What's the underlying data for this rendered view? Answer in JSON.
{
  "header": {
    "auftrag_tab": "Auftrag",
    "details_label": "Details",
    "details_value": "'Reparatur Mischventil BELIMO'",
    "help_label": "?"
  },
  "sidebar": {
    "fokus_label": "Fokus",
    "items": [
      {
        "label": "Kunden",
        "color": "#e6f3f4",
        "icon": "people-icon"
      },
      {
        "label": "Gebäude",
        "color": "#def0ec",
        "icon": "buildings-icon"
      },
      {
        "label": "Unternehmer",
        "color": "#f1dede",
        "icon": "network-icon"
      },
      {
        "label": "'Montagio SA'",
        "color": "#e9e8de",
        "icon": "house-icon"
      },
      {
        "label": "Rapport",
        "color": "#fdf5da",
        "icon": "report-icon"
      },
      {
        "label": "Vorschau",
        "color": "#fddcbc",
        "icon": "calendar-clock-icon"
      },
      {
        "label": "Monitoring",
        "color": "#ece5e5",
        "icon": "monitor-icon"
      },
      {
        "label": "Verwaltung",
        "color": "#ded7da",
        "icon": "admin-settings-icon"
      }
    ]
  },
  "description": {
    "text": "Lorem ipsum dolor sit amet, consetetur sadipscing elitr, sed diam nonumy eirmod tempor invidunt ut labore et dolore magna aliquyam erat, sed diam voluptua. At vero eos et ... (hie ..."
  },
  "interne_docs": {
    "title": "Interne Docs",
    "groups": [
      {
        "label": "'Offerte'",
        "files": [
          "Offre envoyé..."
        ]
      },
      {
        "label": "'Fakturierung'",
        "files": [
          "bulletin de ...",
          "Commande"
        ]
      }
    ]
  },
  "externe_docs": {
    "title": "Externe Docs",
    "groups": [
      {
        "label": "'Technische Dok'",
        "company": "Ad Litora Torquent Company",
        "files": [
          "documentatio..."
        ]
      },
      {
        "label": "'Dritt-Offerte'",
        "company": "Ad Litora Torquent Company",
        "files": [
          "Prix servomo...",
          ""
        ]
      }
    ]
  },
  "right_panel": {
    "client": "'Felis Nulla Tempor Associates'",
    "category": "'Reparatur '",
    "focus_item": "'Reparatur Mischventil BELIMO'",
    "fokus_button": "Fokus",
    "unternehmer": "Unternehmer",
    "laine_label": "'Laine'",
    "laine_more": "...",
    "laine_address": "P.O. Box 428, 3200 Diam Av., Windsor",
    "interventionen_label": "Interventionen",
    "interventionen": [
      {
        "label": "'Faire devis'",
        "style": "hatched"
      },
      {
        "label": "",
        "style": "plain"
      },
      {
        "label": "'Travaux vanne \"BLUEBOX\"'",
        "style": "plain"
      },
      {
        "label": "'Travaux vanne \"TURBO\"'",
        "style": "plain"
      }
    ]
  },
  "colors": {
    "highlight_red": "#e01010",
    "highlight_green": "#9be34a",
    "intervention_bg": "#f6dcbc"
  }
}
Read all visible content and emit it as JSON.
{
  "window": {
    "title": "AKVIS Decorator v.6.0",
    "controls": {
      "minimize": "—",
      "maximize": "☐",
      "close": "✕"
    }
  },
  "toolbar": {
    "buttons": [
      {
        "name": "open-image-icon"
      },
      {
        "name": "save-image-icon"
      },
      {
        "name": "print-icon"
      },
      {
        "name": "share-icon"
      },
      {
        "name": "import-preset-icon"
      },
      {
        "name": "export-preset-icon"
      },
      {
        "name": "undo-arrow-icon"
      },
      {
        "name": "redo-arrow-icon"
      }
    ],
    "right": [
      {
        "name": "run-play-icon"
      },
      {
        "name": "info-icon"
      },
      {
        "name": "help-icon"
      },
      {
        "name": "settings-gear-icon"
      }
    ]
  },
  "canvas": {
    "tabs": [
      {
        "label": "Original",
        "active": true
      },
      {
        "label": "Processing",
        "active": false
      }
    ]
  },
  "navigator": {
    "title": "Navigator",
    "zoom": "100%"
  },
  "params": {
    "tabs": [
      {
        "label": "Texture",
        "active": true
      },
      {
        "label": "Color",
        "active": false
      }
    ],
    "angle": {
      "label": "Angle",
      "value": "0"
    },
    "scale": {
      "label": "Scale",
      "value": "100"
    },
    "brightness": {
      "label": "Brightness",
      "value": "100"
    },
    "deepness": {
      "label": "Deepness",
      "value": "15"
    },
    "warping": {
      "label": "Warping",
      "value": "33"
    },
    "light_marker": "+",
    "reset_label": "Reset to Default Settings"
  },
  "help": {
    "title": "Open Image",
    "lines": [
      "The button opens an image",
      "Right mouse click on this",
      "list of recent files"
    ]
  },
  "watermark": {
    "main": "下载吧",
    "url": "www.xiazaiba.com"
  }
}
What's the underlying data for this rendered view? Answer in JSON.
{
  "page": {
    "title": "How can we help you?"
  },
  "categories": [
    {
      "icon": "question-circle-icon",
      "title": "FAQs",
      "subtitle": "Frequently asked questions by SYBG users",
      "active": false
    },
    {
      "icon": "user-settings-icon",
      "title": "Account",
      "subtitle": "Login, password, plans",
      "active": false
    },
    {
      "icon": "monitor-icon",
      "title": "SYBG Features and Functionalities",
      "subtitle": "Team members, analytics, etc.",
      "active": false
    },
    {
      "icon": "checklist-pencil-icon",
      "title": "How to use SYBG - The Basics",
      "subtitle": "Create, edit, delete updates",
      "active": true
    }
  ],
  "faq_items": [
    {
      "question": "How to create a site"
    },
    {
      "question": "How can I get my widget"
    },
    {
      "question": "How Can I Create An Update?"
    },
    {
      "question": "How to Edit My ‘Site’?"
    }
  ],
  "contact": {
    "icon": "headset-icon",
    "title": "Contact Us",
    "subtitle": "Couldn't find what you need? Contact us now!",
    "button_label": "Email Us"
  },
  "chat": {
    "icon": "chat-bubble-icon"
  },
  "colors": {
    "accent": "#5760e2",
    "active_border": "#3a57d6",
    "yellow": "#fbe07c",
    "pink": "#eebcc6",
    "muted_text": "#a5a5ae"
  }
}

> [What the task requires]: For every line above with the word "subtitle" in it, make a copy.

> [Result for this task]:
      "subtitle": "Frequently asked questions by SYBG users",
      "subtitle": "Login, password, plans",
      "subtitle": "Team members, analytics, etc.",
      "subtitle": "Create, edit, delete updates",
    "subtitle": "Couldn't find what you need? Contact us now!",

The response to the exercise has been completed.